Also, consider the general health and circumstances of the guardian you had previously selected.  Have they experienced health complications that might prevent them from performing this role?  Have they moved to another state that would mean uprooting your child if they needed to fulfill these duties as the guardian?  Have they undergone any financial hardships?  As a parent, you know that raising a child is expensive, so consider whether or not this role would strain your chosen guardian’s financial resources.  (Find out more about guardianships)

Age 17

All Wills where a minor will inherit should include a trust to hold and manage the assets until the child reaches the age of majority.  However, when your child approaches adulthood, you may want to reevaluate if you want to give them access to these assets at 18 or later to give them time to mature.   Regardless of how mature your son or daughter may be, they may still fall victim to the bad judgment of others.   There are many potential issues that can put your child’s inheritance at risk, but some of these hypotheticals can be addressed if your plan is updated to take your child’s maturity into account as he or she ages.   (Read more about trusts)

Age 18

Once your child turns 18, he or she is considered an adult.  This means that your son or daughter is legally in charge of their own life now.  If a medical emergency arises, health care providers are no longer authorized to discuss or disclose the details of their condition or care with you.  Nor are you authorized to make medical or financial decisions on their behalf – even if you pay their tuition, cover their health insurance and claim them as dependents on your tax returns.

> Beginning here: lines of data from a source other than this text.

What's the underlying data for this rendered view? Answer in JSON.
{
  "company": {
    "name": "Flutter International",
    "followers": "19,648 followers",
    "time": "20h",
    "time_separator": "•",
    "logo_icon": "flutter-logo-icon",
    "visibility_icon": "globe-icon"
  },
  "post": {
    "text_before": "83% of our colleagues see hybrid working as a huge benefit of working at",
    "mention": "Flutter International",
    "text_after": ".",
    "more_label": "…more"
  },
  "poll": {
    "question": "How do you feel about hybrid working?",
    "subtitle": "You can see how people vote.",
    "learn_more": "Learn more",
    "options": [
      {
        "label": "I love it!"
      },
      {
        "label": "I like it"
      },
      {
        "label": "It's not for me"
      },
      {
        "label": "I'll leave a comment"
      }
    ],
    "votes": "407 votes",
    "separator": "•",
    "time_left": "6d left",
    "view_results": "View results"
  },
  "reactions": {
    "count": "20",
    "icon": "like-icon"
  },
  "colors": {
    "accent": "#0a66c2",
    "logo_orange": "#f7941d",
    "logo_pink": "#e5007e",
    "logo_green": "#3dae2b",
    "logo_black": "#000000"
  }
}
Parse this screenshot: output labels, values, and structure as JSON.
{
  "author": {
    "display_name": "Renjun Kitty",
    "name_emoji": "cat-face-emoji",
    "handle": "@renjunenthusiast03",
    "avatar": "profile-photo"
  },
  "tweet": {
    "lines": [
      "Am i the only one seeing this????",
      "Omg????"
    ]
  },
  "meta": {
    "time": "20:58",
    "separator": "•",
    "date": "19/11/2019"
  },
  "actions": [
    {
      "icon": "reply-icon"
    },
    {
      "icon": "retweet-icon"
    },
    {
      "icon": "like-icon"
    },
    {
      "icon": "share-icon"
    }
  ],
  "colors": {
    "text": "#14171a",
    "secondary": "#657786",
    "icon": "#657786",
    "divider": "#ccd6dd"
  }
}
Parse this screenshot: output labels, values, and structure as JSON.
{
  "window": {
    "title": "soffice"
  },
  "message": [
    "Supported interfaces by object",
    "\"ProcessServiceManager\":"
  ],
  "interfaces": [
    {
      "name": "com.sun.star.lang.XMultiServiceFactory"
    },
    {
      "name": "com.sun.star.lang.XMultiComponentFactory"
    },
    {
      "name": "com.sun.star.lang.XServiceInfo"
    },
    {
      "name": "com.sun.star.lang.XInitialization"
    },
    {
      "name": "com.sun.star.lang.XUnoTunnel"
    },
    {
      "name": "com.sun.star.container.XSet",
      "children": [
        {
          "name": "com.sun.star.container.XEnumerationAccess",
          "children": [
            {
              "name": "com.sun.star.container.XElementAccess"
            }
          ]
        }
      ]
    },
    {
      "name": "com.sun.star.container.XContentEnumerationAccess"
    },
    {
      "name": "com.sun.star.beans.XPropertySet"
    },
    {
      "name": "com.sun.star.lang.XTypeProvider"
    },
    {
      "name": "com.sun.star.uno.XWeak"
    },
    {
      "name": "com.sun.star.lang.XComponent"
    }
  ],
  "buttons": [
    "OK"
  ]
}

Ensure that you can assist your child with decision-making if they suffer a serious illness or disability by having them sign a Medical Power of Attorney and a Durable Power of Attorney before they leave home for college or take the next step in life.

Age 25

Your estate plan should be revisited once your child marries or starts to have kids of their own.   Consider if you would like to include your grandchildren in your plan, and if you would, when they should be added.

Once an estate plan is completed, many people will put it in a safe deposit box and then forget about it.  I encourage you to avoid this “checked-the-box” mentality.  Estate planning isn’t a one-time thing, it’s a lifetime process. Your estate plan should evolve as your life evolves.